[Interface dataset entries]
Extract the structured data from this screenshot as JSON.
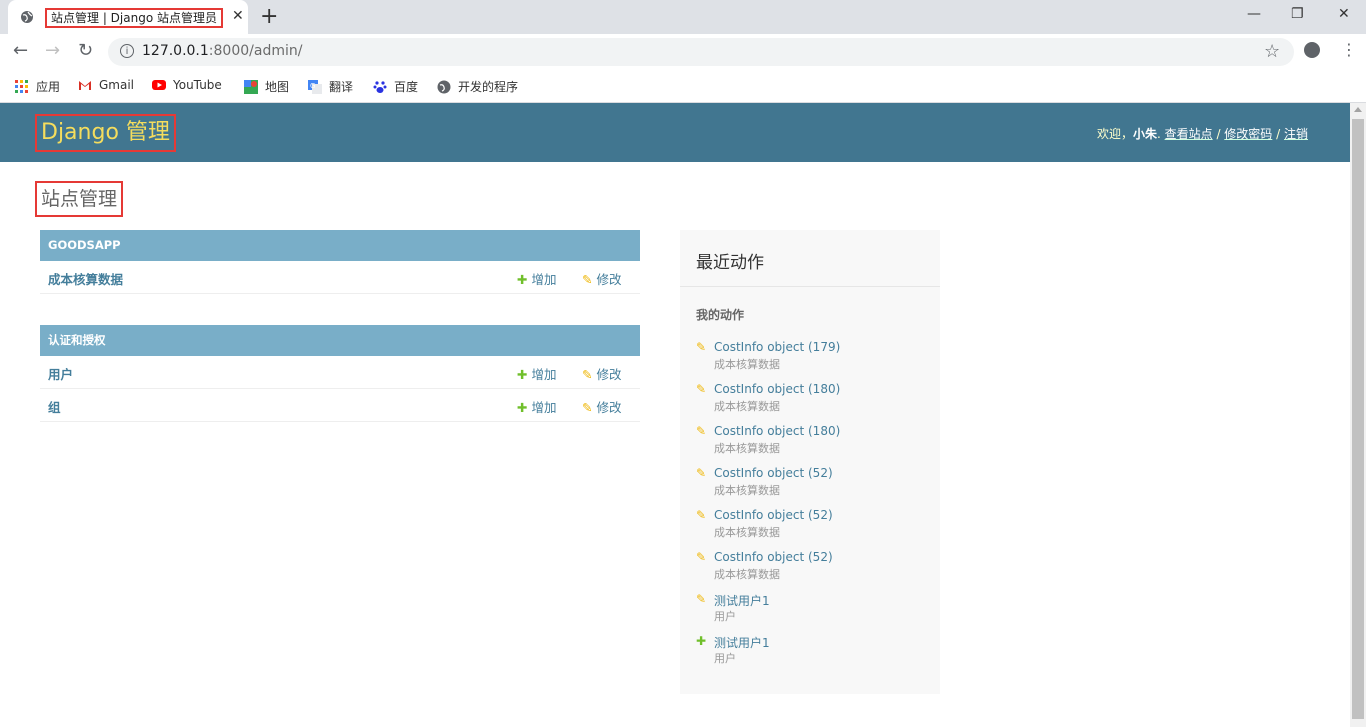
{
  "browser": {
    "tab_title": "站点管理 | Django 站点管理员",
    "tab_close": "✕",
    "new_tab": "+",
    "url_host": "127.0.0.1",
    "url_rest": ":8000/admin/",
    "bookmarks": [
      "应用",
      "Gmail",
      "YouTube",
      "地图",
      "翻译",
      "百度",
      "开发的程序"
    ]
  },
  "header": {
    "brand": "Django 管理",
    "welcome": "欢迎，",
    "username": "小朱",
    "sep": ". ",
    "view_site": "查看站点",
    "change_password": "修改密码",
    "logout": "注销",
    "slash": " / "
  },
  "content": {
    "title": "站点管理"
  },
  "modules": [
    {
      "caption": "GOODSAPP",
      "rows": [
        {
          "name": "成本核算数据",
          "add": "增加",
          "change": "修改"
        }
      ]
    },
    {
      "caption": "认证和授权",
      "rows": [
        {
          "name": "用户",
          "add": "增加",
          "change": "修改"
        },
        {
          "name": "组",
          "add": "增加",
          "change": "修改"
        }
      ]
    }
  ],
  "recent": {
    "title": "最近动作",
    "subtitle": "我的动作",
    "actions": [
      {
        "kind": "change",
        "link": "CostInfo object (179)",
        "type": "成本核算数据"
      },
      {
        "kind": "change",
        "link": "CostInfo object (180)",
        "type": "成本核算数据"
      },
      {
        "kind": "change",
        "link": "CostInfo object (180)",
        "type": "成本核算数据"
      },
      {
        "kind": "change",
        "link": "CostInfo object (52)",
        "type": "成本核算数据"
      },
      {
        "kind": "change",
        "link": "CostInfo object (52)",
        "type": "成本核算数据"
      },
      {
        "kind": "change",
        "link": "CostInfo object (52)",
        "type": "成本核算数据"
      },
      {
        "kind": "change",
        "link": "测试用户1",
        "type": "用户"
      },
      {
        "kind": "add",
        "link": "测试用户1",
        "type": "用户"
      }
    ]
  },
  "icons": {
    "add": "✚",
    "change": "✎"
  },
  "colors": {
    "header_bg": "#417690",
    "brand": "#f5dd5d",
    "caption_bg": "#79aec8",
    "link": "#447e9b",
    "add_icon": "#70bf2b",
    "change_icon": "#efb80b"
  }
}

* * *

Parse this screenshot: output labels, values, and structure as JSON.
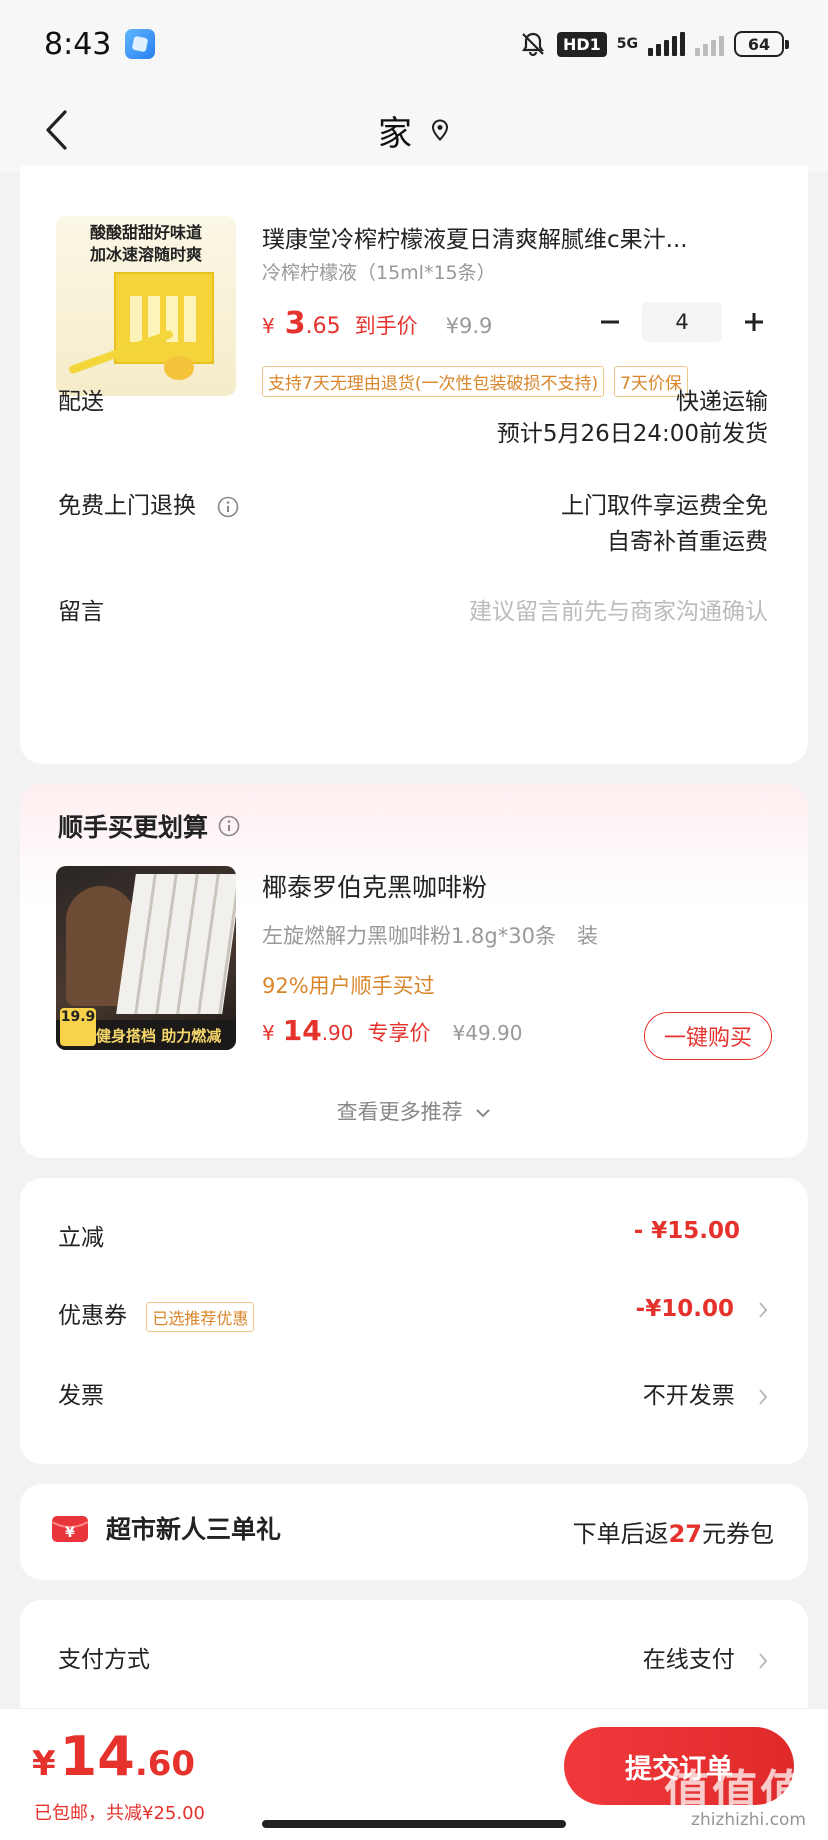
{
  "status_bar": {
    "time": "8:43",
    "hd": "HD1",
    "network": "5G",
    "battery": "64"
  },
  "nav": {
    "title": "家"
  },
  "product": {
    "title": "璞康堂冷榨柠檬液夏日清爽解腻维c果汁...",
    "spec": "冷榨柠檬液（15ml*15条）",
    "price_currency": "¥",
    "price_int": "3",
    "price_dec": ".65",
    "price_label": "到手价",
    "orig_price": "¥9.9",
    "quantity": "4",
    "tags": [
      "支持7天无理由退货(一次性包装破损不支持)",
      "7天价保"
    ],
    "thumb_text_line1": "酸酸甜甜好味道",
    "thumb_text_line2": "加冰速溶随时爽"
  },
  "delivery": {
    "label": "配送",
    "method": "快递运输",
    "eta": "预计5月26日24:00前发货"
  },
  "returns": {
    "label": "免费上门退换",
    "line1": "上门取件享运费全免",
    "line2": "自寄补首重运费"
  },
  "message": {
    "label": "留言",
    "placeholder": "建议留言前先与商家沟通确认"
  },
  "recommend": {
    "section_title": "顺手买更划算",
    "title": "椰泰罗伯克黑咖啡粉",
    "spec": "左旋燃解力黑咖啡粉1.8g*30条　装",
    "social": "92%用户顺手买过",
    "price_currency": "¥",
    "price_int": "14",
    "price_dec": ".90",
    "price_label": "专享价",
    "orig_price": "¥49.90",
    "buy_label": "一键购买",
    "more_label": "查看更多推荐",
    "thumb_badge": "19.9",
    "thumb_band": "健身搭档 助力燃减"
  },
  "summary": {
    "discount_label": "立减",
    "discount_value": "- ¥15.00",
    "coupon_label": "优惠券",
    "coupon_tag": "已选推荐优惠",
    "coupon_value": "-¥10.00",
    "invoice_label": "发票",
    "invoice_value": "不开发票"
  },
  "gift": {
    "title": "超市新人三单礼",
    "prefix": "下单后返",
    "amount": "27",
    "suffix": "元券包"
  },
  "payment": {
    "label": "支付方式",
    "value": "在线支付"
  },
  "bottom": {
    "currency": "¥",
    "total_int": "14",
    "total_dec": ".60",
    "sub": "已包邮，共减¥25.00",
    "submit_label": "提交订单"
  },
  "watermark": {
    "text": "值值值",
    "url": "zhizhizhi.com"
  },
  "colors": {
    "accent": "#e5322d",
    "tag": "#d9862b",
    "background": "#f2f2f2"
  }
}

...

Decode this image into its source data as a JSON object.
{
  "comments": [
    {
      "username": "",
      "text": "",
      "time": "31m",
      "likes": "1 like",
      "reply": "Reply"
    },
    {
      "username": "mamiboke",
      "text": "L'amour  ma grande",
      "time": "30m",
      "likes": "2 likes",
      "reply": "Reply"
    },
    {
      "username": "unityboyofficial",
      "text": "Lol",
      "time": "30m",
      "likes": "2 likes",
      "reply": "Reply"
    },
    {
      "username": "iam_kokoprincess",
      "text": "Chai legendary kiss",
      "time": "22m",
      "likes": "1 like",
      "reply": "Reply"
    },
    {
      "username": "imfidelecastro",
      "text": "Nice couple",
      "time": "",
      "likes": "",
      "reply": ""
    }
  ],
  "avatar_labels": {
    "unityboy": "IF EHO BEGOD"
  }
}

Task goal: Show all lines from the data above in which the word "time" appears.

Answer area:
    "time": "8:43",
      "time": "31m",
      "time": "30m",
      "time": "30m",
      "time": "22m",
      "time": "",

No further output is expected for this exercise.